The playgrounds are nice, big modern affairs and the kids quite liked them. The one in our loop is bizarrely in the woods with the main access route directly through a campsite. Odd that. The only other entrance is via a trail from the main road. No idea what the thinking was behind that.
The store is incredibly well stocked for a little campground store. There are food, treats, camping gear, toys and other assorted junk. Canmore isn’t too far away should a bigger item be required, emergency help needed or simply bad weather forces a run for dryer climes with the kids. Wood is $8 for a typical sized package.
The noise of civilization
All is not roses, however, and I must say that noise is an issue. Old highway 1A and the main CPR line run parallel to the campground on the north side of the river. They are easy to hear and see, especially when in a site backing onto the river, and are a near constant reminder that we are not far from civilization.
The highway is not terribly busy but there is heavy truck traffic on it. The rail line is very busy, particularly during the day time, though trains run 24/7. These trains are the big boys so prevalent in Western Canada and they are loud and long as they make their way to and from the coast.
Then, as if campers were yearning for a little variety, there was also a helicopter making regular trips above the campground and it too was very loud as it flew low. This must be from the nearby casino and was a genuine nuisance on Saturday though I don’t imagine there is much the campground can do about it.
And finally, yes there’s more, one motorboat made a trip up the river and back. Again, noisy but what can you do. This isn’t genuine mountain camping. There are some compromises to be made with being close to a major city.
Friends of ours camping in another part of the loop were kept awake one night by partiers but the revelers were gone the next morning so presumably kicked out by management. There are regular patrols during the day and the campground is overwhelmingly filled with families with young kids so I’m inclined to think the partier incident was the exception rather than the rule. Yes, families can be noisy too but not until two in the morning.
A few niggling frustrations I need to mention. The campground maps online and provided at the campground (simple photocopies) are out of date. For example, the map says Loop D/E has a drinking water tap located by the washroom which is not true. The website also indicates that Bow Valley Campground has flush toilets and showers. This is technically true, and one of the reasons we chose to camp here, but these facilities are only available in one spot, near the main entrance/store. All the other washrooms in the loops are simply pit toilets. This was a bit of a shock for us as we were expecting flush toilets and the kids are still terrified of this type of rustic waste disposal. Frankly, I’m not the biggest fan either. And with the strung out nature of the loop layout we found ourselves in the furthest loop from the flush toilets. Luckily we were able to use our trailer washroom, something we try to avoid in general, during the night.

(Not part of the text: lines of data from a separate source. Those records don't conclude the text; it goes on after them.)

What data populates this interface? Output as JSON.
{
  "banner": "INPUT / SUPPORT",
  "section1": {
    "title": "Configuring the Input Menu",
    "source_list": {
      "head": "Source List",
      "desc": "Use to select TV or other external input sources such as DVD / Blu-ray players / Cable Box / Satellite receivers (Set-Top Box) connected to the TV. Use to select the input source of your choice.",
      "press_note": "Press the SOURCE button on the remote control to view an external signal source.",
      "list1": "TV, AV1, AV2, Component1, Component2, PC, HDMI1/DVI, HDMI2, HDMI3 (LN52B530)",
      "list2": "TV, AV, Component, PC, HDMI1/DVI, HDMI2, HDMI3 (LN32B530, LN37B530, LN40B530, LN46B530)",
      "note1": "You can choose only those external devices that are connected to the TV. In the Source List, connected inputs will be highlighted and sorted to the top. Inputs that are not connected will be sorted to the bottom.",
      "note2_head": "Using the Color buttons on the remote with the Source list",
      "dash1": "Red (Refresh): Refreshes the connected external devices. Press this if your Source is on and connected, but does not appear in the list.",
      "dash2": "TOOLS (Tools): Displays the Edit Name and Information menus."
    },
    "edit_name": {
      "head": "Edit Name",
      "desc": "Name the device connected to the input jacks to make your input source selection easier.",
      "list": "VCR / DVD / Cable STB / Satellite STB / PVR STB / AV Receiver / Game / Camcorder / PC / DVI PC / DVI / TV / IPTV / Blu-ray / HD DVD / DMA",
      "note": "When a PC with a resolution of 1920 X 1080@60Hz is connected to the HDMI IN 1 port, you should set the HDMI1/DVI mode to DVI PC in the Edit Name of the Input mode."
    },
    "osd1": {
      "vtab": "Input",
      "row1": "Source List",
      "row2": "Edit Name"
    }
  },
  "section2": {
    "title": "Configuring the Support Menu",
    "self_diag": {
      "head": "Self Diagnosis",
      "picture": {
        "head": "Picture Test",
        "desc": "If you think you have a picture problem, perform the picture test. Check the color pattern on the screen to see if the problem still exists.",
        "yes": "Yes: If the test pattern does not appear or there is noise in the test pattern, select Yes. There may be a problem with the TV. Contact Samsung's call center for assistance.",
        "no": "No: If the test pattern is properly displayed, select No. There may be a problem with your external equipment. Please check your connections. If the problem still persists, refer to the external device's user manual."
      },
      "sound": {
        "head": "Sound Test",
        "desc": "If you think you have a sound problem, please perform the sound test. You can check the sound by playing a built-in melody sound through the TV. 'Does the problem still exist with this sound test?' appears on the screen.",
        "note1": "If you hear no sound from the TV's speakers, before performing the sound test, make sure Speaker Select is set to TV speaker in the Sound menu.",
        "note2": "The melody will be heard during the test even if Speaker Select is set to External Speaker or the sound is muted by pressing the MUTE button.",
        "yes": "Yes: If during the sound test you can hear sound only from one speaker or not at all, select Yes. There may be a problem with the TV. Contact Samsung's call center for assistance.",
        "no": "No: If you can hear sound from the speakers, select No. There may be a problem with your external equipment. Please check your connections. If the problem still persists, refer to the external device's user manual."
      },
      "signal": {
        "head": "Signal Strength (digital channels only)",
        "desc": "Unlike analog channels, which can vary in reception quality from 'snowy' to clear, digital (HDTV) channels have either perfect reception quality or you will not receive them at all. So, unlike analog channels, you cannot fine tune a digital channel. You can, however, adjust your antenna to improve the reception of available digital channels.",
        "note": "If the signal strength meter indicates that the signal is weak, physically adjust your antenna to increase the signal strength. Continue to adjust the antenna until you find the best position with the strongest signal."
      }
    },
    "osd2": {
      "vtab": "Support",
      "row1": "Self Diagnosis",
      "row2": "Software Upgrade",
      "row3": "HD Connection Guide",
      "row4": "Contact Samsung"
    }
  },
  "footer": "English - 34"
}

Finally, there were bear sightings before we arrived so bear safety was a priority but we didn’t see any activity and the other campers were diligent in heeding warnings against leaving food out and unattended.

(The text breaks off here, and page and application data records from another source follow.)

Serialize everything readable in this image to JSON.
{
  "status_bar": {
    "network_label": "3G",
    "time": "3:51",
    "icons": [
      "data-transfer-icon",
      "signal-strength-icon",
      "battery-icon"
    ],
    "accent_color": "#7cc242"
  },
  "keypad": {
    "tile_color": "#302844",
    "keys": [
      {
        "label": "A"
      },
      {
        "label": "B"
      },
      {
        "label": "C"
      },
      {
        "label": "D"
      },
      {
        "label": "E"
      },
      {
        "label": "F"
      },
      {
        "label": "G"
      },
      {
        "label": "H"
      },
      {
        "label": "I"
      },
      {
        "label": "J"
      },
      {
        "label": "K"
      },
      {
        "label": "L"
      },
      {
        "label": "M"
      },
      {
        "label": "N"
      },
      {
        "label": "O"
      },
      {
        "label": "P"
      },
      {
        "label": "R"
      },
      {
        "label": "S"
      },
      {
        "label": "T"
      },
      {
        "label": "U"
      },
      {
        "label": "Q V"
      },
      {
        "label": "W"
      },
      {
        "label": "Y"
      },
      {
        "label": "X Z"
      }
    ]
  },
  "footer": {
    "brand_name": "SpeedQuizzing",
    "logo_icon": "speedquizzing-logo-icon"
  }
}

We’d certainly entertain camping here again but would likely refrain from any prolonged camping outing here simply because of the noise due to helicopters, trains and heavy trucks. The campground is pleasant, with picturesque views, appealing hiking trails, quality playgrounds, and its location relative to Calgary is enviable. But it’s hard to have a peaceful experience with all that noise. If given the choice I’d go somewhere else more often than not simply to avoid the noise even if the kids view the trains as a novelty.
I give Bow Valley Campground 3 1/4 Baby Dill Pickles out of 5. The noise and pit toilets diminish what otherwise could be a fabulous campground.